**YOUR ASSIGNMENT**
Write out the entries once more, exactly as they appear.

**EXERCISE MATERIAL**

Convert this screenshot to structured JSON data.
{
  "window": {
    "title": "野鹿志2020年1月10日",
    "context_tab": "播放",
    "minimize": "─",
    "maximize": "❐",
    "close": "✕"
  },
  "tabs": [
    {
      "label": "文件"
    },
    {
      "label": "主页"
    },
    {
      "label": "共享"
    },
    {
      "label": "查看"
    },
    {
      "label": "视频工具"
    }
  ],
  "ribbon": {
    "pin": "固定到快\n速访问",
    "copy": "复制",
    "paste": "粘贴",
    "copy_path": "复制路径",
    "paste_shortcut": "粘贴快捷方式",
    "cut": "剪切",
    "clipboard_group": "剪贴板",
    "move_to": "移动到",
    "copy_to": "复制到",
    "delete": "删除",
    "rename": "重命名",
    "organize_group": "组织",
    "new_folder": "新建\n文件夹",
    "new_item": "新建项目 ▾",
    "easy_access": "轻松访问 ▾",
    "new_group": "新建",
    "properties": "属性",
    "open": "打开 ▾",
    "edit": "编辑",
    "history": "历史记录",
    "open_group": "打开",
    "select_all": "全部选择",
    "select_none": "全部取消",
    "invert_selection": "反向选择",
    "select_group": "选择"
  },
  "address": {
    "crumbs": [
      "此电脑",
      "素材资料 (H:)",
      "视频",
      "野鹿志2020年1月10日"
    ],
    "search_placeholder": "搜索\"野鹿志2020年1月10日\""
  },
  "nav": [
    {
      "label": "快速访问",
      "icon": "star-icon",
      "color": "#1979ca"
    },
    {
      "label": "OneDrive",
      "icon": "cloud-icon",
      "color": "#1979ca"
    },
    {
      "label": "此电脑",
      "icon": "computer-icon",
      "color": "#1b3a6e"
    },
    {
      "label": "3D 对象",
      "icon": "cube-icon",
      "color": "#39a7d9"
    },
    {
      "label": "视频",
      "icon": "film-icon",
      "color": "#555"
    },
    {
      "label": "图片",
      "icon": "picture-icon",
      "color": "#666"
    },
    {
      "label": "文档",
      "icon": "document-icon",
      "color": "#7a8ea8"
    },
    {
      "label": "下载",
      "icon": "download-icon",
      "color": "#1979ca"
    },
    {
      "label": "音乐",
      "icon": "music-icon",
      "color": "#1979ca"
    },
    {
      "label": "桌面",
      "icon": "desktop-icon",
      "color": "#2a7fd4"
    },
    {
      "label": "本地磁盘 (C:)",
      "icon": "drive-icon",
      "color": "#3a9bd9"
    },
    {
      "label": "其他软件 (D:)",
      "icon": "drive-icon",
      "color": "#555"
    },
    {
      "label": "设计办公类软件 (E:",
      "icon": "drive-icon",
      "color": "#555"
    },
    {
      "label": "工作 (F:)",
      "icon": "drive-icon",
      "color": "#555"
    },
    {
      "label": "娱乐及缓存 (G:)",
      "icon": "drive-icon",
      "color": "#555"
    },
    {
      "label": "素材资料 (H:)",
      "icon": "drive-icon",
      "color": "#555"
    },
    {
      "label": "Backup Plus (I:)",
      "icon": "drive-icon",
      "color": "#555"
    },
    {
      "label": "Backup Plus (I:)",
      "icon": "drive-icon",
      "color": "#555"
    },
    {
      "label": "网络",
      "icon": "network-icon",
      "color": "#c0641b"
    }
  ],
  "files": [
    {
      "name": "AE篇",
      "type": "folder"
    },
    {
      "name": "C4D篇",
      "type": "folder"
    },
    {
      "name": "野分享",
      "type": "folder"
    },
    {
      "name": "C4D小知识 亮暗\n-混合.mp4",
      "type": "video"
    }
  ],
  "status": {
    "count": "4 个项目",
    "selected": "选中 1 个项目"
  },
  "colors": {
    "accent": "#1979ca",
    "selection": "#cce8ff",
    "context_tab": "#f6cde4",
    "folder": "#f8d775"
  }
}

**WRITTEN ANSWER**
Convert this screenshot to structured JSON data.
{
  "window": {
    "title": "野鹿志2020年1月10日",
    "context_tab": "播放",
    "minimize": "─",
    "maximize": "❐",
    "close": "✕"
  },
  "tabs": [
    {
      "label": "文件"
    },
    {
      "label": "主页"
    },
    {
      "label": "共享"
    },
    {
      "label": "查看"
    },
    {
      "label": "视频工具"
    }
  ],
  "ribbon": {
    "pin": "固定到快\n速访问",
    "copy": "复制",
    "paste": "粘贴",
    "copy_path": "复制路径",
    "paste_shortcut": "粘贴快捷方式",
    "cut": "剪切",
    "clipboard_group": "剪贴板",
    "move_to": "移动到",
    "copy_to": "复制到",
    "delete": "删除",
    "rename": "重命名",
    "organize_group": "组织",
    "new_folder": "新建\n文件夹",
    "new_item": "新建项目 ▾",
    "easy_access": "轻松访问 ▾",
    "new_group": "新建",
    "properties": "属性",
    "open": "打开 ▾",
    "edit": "编辑",
    "history": "历史记录",
    "open_group": "打开",
    "select_all": "全部选择",
    "select_none": "全部取消",
    "invert_selection": "反向选择",
    "select_group": "选择"
  },
  "address": {
    "crumbs": [
      "此电脑",
      "素材资料 (H:)",
      "视频",
      "野鹿志2020年1月10日"
    ],
    "search_placeholder": "搜索\"野鹿志2020年1月10日\""
  },
  "nav": [
    {
      "label": "快速访问",
      "icon": "star-icon",
      "color": "#1979ca"
    },
    {
      "label": "OneDrive",
      "icon": "cloud-icon",
      "color": "#1979ca"
    },
    {
      "label": "此电脑",
      "icon": "computer-icon",
      "color": "#1b3a6e"
    },
    {
      "label": "3D 对象",
      "icon": "cube-icon",
      "color": "#39a7d9"
    },
    {
      "label": "视频",
      "icon": "film-icon",
      "color": "#555"
    },
    {
      "label": "图片",
      "icon": "picture-icon",
      "color": "#666"
    },
    {
      "label": "文档",
      "icon": "document-icon",
      "color": "#7a8ea8"
    },
    {
      "label": "下载",
      "icon": "download-icon",
      "color": "#1979ca"
    },
    {
      "label": "音乐",
      "icon": "music-icon",
      "color": "#1979ca"
    },
    {
      "label": "桌面",
      "icon": "desktop-icon",
      "color": "#2a7fd4"
    },
    {
      "label": "本地磁盘 (C:)",
      "icon": "drive-icon",
      "color": "#3a9bd9"
    },
    {
      "label": "其他软件 (D:)",
      "icon": "drive-icon",
      "color": "#555"
    },
    {
      "label": "设计办公类软件 (E:",
      "icon": "drive-icon",
      "color": "#555"
    },
    {
      "label": "工作 (F:)",
      "icon": "drive-icon",
      "color": "#555"
    },
    {
      "label": "娱乐及缓存 (G:)",
      "icon": "drive-icon",
      "color": "#555"
    },
    {
      "label": "素材资料 (H:)",
      "icon": "drive-icon",
      "color": "#555"
    },
    {
      "label": "Backup Plus (I:)",
      "icon": "drive-icon",
      "color": "#555"
    },
    {
      "label": "Backup Plus (I:)",
      "icon": "drive-icon",
      "color": "#555"
    },
    {
      "label": "网络",
      "icon": "network-icon",
      "color": "#c0641b"
    }
  ],
  "files": [
    {
      "name": "AE篇",
      "type": "folder"
    },
    {
      "name": "C4D篇",
      "type": "folder"
    },
    {
      "name": "野分享",
      "type": "folder"
    },
    {
      "name": "C4D小知识 亮暗\n-混合.mp4",
      "type": "video"
    }
  ],
  "status": {
    "count": "4 个项目",
    "selected": "选中 1 个项目"
  },
  "colors": {
    "accent": "#1979ca",
    "selection": "#cce8ff",
    "context_tab": "#f6cde4",
    "folder": "#f8d775"
  }
}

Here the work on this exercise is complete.